16. You Shan Wan Shui – “walk in the mountains and play in the river”

Any remaining water in the teapot is emptied into the basin or tea tray.

17. Long Feng Cheng Xiang- “The dragon and phoenix in auspicious union”

Another prayer for the guests’ happiness and health is offered with the offering of the snifter cup with an inverted teacup on top of it. This is the same as step 8.

18. Li Yu Fan Shen – “the carp turns over”

The guest accepts both the cups and turns those 180°.

19. Jing Feng Xiang Ming – “respectfully receive the fragrant tea”

At this point, the guest will lift up the snifter cup and let the tea flow into the teacup. The lingering aroma of the tea in the snifter is to be smelt and savoured by the guest before drinking the tea.

20. This step involves the etiquette to drink the tea. The teacup is either picked up with the finger pads of both hands or with the thumb and index finger using the middle finger to support the teacup. The latter method is used as well when a cha tuo is involved. The tea should be drunk in 3 sips; the first sip is for taste; letting it settle on your tongue and to appreciate the complexity of the tea flavour, reminiscent of a wine tasting technique; the second sip, is a bigger sip, also known as the main sip and the final sip is to empty the cup and to take in the aftertaste.

21. The same tea leaves can be brewed for a few times until they no longer yield the same flavour.
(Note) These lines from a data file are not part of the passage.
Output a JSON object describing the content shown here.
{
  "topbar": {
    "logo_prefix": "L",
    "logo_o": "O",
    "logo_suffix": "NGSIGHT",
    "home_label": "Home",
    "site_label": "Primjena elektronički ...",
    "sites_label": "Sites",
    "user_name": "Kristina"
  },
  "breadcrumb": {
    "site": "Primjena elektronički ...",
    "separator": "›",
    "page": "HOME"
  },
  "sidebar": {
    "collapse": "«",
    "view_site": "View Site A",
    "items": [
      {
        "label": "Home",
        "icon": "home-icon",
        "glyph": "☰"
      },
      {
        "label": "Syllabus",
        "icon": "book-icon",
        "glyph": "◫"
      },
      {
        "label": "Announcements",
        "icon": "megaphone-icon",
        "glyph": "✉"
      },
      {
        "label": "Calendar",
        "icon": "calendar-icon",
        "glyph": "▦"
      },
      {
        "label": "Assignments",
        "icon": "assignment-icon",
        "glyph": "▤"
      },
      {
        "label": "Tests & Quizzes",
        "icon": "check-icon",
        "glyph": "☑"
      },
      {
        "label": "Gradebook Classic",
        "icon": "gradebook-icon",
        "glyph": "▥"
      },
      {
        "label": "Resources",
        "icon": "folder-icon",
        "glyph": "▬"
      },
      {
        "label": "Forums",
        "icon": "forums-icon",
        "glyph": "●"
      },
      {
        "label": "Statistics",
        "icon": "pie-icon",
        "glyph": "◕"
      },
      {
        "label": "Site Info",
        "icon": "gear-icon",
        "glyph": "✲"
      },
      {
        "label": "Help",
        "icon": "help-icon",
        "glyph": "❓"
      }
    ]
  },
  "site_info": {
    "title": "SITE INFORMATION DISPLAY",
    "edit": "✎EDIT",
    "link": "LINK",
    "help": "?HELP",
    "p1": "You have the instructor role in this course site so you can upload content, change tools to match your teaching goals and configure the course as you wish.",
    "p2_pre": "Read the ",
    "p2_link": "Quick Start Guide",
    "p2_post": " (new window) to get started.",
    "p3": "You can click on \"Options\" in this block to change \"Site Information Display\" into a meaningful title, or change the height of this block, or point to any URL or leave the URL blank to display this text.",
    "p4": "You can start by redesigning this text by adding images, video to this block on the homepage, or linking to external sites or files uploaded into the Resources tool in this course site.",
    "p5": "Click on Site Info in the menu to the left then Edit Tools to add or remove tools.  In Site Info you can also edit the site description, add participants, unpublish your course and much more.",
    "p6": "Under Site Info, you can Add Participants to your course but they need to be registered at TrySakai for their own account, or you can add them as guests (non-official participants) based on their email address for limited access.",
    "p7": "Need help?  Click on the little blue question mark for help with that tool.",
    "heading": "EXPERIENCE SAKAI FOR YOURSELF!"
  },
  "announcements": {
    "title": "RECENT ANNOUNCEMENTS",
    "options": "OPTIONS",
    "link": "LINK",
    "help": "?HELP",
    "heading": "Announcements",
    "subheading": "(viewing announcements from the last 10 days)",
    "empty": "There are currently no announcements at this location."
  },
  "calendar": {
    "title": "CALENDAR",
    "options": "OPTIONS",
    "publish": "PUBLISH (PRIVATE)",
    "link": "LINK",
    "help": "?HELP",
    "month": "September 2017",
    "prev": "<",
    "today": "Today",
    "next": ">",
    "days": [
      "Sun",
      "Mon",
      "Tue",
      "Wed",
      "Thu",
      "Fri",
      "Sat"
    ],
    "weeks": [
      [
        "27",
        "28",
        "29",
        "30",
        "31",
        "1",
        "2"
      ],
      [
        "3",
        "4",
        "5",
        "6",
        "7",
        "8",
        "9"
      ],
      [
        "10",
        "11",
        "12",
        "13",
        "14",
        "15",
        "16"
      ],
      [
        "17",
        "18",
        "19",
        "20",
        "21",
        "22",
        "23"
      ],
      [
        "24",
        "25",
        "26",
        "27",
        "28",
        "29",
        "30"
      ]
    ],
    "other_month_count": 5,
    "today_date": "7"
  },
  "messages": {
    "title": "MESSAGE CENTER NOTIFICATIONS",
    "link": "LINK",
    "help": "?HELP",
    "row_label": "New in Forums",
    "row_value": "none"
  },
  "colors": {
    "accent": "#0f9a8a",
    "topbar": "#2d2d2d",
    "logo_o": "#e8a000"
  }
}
With each subsequent brew, the tea should be left to steep for a longer time. The leaves will be taken out of the teapot with tongs and put into a basin to be shown to the guests. The guests should complement the tea’s quality. With this, the tea ceremony is done.